A more realistic scale would put the Jedi Order’s numbers at somewhere around the 10 billion mark. That would then lead to a few realistic increases in scale. First, there would be several temples in the galaxy hosting several hundred thousand to a million Jedi. This would make the sentient beings on those planets aware of the Jedi, even if they did not interact with them. Second, it means that there would be one Jedi Knight for every 7.5 million sentient beings in the Republic, or every ten million in the galaxy. While that is still a huge number, it is roughly equivalent to having one Jedi Knight in each of the major metropolises on Earth rather than no Jedi ever even existing on Earth. Third, with many more people presenting Force sensitivity, the Force becomes a rare, but present, phenomena in the life of the galaxy. Sure, the Jedi are still elite warrior-monks, but there is at least a level of believability here. It also necessitates Darth Vader’s years-long crusade to hunt down Jedi who survived Order 66. If there were only 10,000 Knights when Vader assaulted the Temple and Sidious issued his notorious Order 66, it does not make much sense that so many Jedi would have escaped given how embedded they were in the Republic military. However, if Sidious’s plan involved wiping out ten billion Jedi and he had to contend with multiple temples and armies scattered across the galaxy, then it is reasonable to assume that Darth Vader has “mopping up operations” which would take him years to accomplish after the initial purge.
Nevertheless, there is one scene in Star Wars where Lucas or his successors get scale right: the opening scene of Revenge of the Sith. That massive fleet battle over Coruscant, with thousands of capital ships vying for the control of Coruscant’s space is what a properly scaled fleet battle in the Galactic core should look like. It even has numerous Jedi on capital ships engaging in the battle if you watch the old Clone Wars storyline released on Cartoon Network before Revenge of the Sith hit theaters.
While I do not expect Star Wars to ever really care about these problems, this can serve as a fair warning to all would-be worldbuilders out there.
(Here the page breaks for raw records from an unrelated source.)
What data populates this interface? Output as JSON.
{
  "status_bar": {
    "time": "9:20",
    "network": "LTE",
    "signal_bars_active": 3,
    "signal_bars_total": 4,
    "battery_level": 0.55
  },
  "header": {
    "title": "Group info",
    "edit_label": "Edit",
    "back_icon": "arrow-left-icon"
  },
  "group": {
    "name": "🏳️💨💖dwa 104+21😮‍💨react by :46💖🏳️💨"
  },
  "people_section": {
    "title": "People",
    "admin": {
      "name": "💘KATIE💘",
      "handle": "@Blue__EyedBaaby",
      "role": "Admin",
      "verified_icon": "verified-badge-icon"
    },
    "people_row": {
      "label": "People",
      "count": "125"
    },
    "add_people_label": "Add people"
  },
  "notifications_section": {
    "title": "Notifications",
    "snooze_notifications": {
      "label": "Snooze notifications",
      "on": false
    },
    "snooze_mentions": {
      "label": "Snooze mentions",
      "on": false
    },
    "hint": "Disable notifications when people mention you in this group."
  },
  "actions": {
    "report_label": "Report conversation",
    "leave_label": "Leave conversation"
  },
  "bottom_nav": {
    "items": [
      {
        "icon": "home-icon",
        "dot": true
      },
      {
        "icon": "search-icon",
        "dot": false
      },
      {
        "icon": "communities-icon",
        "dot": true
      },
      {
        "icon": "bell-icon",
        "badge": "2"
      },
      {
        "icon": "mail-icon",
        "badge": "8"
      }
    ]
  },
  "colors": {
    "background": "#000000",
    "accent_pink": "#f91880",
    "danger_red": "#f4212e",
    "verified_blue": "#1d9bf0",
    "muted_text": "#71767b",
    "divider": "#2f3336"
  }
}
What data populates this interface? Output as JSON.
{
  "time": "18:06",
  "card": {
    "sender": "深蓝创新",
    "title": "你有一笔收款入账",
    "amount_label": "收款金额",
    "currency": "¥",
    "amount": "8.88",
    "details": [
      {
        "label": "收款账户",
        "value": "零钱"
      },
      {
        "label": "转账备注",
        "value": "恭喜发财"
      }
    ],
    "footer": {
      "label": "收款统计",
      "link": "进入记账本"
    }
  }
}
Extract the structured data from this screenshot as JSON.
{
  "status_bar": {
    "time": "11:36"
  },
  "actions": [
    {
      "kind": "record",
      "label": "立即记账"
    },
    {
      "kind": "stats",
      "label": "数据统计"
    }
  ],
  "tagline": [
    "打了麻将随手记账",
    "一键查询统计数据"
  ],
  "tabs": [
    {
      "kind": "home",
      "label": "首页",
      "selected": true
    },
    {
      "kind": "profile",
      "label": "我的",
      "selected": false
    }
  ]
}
Read history, think about the scope and scale of what you’re creating, and at least make your worldbuilding feasible so that those who read your work aren’t ripped from the pages or screen asking if your “Jedi” should even exist in your world at all.